Tuesday, February 23, 2021 from 11:30 - 12:30pm

Zoom Meeting Registration Link:

Souvankham Thammavongsa is the author of four acclaimed poetry books and the short story collection How to Pronounce Knife, winner of the 2020 Scotiabank Giller prize, a New York Times Editors' Choice, a TIME 100 Must-Read Books of 2020, out now with McClelland & Stewart (Canada), Little, Brown (U.S.), and Bloomsbury (U.K.). Her stories have won an O. Henry Award and appeared in Harper's Magazine, The Paris Review, The Atlantic, Granta, NOON, Journey Prize Stories 2016, Best American Nonrequired Reading 2018, O. Henry Prize Stories 2019, and Best Canadian Stories 2020. She was born in the Lao refugee camp in Nong Khai, Thailand, and was raised and educated in Toronto where she now lives. She is also the 2021 University of Winnipeg Carol Shields Writer-in-Residence.

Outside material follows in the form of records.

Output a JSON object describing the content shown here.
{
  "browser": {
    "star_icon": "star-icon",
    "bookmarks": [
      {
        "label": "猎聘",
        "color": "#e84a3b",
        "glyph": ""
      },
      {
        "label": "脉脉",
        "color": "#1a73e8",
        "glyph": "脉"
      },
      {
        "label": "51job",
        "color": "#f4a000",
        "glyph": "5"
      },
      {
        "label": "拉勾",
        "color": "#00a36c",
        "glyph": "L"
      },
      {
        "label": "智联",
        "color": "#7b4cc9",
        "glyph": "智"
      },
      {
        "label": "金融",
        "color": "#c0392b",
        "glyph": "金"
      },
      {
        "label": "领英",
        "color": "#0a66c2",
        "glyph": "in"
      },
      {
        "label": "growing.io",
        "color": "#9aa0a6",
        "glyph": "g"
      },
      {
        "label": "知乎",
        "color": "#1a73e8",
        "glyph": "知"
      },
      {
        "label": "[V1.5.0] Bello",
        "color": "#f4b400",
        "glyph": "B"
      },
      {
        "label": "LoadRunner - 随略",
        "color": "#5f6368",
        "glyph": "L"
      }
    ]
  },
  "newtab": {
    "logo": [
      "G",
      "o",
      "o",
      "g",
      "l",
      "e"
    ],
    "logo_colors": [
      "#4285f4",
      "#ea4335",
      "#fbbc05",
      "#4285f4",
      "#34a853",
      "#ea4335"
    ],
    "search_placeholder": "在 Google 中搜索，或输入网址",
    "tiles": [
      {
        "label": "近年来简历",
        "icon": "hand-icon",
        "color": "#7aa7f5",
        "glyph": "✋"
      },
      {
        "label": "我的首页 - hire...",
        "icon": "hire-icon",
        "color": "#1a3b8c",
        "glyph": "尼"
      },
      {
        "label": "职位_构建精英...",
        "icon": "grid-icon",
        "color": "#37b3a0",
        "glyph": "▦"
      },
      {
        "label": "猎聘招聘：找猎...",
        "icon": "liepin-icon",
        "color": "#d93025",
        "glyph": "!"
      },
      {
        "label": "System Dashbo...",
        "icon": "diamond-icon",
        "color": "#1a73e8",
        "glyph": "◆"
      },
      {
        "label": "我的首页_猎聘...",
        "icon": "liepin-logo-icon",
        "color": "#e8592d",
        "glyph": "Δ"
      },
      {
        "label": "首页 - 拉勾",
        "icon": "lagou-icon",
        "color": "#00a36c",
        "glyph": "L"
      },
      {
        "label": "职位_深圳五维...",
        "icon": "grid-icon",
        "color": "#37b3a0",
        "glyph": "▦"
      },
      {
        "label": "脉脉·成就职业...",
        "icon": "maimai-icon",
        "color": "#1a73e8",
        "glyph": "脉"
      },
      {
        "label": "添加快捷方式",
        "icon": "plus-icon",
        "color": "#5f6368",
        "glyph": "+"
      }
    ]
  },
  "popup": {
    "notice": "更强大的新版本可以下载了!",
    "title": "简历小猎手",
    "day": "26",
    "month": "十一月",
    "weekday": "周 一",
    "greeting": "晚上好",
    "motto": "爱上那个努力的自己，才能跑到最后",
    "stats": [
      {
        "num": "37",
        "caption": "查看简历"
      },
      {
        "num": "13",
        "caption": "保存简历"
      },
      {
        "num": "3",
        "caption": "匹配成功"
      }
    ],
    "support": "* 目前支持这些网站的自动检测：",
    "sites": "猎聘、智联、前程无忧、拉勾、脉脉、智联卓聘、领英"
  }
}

Rita Wong Reading & Discussion

With the financial support of the League of Canadian Poets

Tuesday, March 16, 2021 from 11:30-12:30pm

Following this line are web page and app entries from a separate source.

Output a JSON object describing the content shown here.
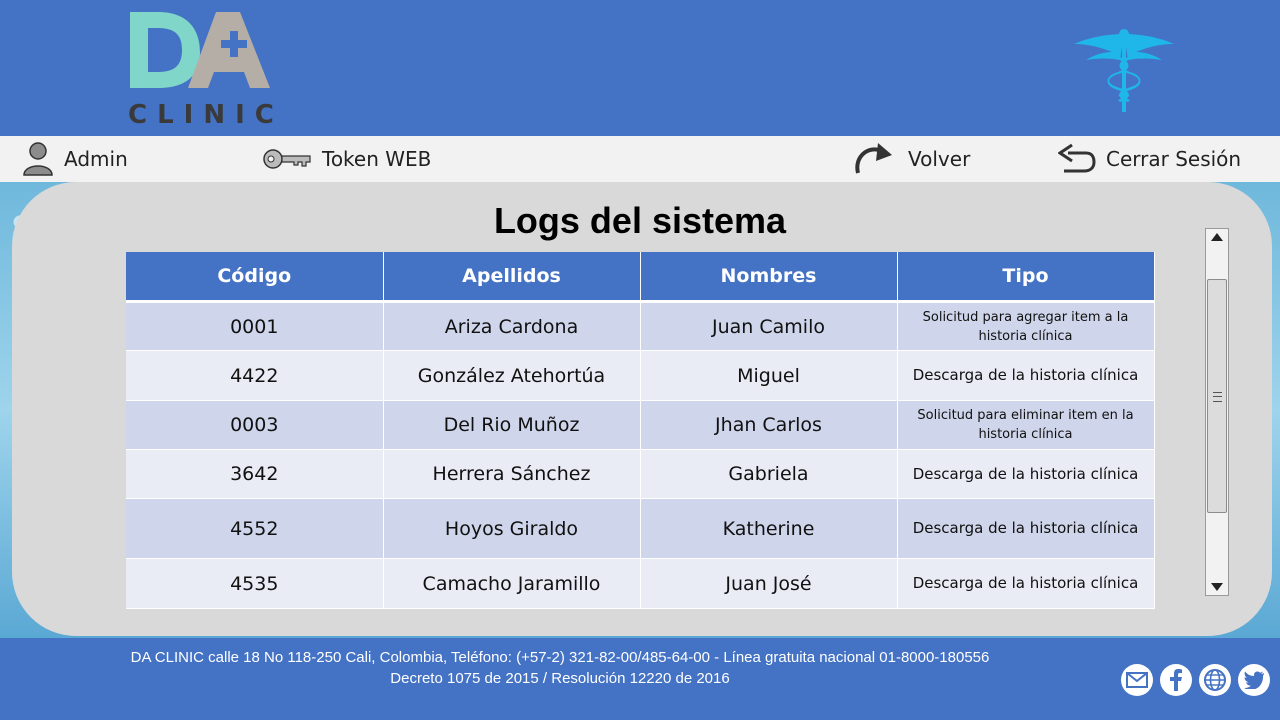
{
  "brand": {
    "logo_letters": "DA",
    "logo_word": "CLINIC"
  },
  "nav": {
    "admin": "Admin",
    "token": "Token WEB",
    "back": "Volver",
    "logout": "Cerrar Sesión"
  },
  "page": {
    "title": "Logs del sistema"
  },
  "table": {
    "headers": [
      "Código",
      "Apellidos",
      "Nombres",
      "Tipo"
    ],
    "rows": [
      {
        "codigo": "0001",
        "apellidos": "Ariza Cardona",
        "nombres": "Juan Camilo",
        "tipo": "Solicitud para agregar item a la historia clínica"
      },
      {
        "codigo": "4422",
        "apellidos": "González Atehortúa",
        "nombres": "Miguel",
        "tipo": "Descarga de la historia clínica"
      },
      {
        "codigo": "0003",
        "apellidos": "Del Rio Muñoz",
        "nombres": "Jhan Carlos",
        "tipo": "Solicitud para eliminar item en la historia clínica"
      },
      {
        "codigo": "3642",
        "apellidos": "Herrera Sánchez",
        "nombres": "Gabriela",
        "tipo": "Descarga de la historia clínica"
      },
      {
        "codigo": "4552",
        "apellidos": "Hoyos Giraldo",
        "nombres": "Katherine",
        "tipo": "Descarga de la historia clínica"
      },
      {
        "codigo": "4535",
        "apellidos": "Camacho Jaramillo",
        "nombres": "Juan José",
        "tipo": "Descarga de la historia clínica"
      }
    ]
  },
  "footer": {
    "line1": "DA CLINIC calle 18 No 118-250 Cali, Colombia, Teléfono: (+57-2) 321-82-00/485-64-00 - Línea gratuita nacional 01-8000-180556",
    "line2": "Decreto 1075 de 2015 / Resolución 12220 de 2016"
  },
  "colors": {
    "primary": "#4472c4",
    "row_odd": "#cfd5ea",
    "row_even": "#e9ebf5",
    "logo_teal": "#7fd6c9",
    "logo_gray": "#b5aea6",
    "caduceus": "#1fb7ea"
  },
  "icons": [
    "user-icon",
    "key-icon",
    "redo-arrow-icon",
    "return-arrow-icon",
    "caduceus-icon",
    "mail-icon",
    "facebook-icon",
    "globe-icon",
    "twitter-icon"
  ]
}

Zoom Meeting Registration Link:

Rita Wong lives and works on unceded Coast Salish territories, also known as Vancouver. Dedicated to questions of water justice, decolonization, and ecology, she is the author of monkeypuzzle (Press Gang, 1998), forage (Nightwood Editions, 2007), sybil unrest (Line Books, 2008, with Larissa Lai), undercurrent (Nightwood Editions, 2015), and perpetual (Nightwood Editions, 2015, with Cindy Mochizuki), as well as the co-editor of downstream: reimagining water (Wilfrid Laurier University Press, 2016, with Dorothy Christian). Beholden (Talonbooks, 2019), co-written with Fred Wah, was short-listed for the 2019 BC Book Prize and the Dorothy Livesay Poetry Prize.

Scholarly Presentations and Discussions

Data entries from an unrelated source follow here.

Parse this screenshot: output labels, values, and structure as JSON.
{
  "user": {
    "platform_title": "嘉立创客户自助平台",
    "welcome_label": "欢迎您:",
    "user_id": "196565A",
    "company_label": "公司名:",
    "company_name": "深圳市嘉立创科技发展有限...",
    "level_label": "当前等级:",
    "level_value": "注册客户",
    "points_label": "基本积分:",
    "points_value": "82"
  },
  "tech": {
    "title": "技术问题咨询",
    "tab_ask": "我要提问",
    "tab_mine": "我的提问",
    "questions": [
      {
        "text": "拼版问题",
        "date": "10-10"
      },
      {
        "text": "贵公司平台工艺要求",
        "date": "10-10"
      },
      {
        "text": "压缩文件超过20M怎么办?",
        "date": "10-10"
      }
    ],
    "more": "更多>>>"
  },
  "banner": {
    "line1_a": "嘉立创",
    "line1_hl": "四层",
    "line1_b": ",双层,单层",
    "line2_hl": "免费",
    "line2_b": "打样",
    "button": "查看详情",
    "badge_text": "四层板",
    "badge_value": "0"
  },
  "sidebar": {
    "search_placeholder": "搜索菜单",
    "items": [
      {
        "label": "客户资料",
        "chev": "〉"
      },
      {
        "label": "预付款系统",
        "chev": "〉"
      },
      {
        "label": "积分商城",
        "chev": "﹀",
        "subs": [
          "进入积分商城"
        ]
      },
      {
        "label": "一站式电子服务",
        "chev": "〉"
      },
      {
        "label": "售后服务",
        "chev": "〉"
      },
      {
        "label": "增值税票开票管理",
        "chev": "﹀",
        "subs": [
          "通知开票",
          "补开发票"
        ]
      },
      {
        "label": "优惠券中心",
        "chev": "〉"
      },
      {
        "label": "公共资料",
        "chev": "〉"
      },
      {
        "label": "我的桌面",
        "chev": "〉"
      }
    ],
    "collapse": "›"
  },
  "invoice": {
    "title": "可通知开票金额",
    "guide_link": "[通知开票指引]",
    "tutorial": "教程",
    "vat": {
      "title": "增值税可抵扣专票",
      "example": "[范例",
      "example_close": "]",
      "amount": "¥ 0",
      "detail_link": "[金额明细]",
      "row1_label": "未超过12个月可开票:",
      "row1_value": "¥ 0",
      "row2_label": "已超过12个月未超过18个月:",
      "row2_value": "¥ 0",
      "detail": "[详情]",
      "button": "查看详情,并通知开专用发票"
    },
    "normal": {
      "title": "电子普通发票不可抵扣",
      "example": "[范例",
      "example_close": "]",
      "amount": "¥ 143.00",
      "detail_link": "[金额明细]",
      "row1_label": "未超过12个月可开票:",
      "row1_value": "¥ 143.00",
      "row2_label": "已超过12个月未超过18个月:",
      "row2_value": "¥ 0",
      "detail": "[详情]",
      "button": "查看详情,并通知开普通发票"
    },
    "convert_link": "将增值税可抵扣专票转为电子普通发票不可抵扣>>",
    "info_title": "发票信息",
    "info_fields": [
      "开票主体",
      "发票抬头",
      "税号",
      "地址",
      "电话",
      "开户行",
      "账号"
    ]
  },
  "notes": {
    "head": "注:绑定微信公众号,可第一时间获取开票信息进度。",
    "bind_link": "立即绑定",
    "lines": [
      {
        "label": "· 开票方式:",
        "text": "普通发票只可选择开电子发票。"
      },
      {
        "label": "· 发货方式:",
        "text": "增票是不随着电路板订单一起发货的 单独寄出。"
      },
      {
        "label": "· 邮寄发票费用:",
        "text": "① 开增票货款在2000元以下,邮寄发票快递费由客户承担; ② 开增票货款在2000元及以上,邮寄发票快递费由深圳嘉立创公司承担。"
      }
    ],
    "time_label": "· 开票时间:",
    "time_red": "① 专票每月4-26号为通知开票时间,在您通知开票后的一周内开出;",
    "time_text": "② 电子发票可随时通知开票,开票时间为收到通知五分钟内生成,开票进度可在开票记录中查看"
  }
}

Dr. David Sterling Brown

"Policing Whiteness in Shakespearean Drama"

Wednesday, March 17, 2021 from 12:30 - 1:30pm

Zoom Meeting Registration Link:

David Sterling Brown—a Shakespeare and premodern critical race studies scholar—is Assistant Professor of English at Binghamton University, SUNY, and a member of the Race Before Race conference series executive board. He has been featured in the Folger Shakespeare Library’s Shakespeare Unlimited podcast series (episode 155) and their 2020-2021 Critical Race Conversations series. His antiracist scholarship, which centers on how racial ideologies develop and circulate in and beyond the early modern period, is published or forthcoming in Radical Teacher, Literature Compass, Shakespeare Studies, The Hare, White People in Shakespeare, Shakespeare Studies, Hamlet: The State of Play, The Sundial, Titus Andronicus: The State of Play, Shakespeare Bulletin and other venues. His forthcoming book project examines whiteness and how the Du Boisian color-line operates in Shakespearean drama.


Dr. April Langley

"Wheatley's Word Power: #blackwomenswordmatter"

Monday, March 29, 2021 from 12:30 - 1:30pm

Zoom Meeting Registration Link:

April Langley is an Associate Professor in the Departments of Black Studies and English at the University of Missouri-Columbia, where she currently serves as the department chair of Black Studies. She is also an affiliate in the departments of Religious Studies and Women and Gender Studies. Langley specializes in eighteenth- and nineteenth-century African American and American Literature and Theory. Her courses include such topics as early black narrative forms (conversion, captivity, slave narration, travel, and spiritual autobiography), eighteenth-century Afro-British American poetics, and nineteenth-century black women writers. Her interdisciplinary research integrates African Diaspora literature, African, American and African American Studies, and Black Feminist/Womanist theory and criticism. Her book, The Black Aesthetic Unbound: Theorizing the Dilemma of Self and Identity in Eighteenth-Century African American Literature (Ohio State University Press), explores the culturally specific African origins of the eighteenth-century Afro-British American literary and cultural self through a conceptualization of the dilemma posed by competing African, American, and British cultural identities. https://blackstudies.missouri.edu/people/langley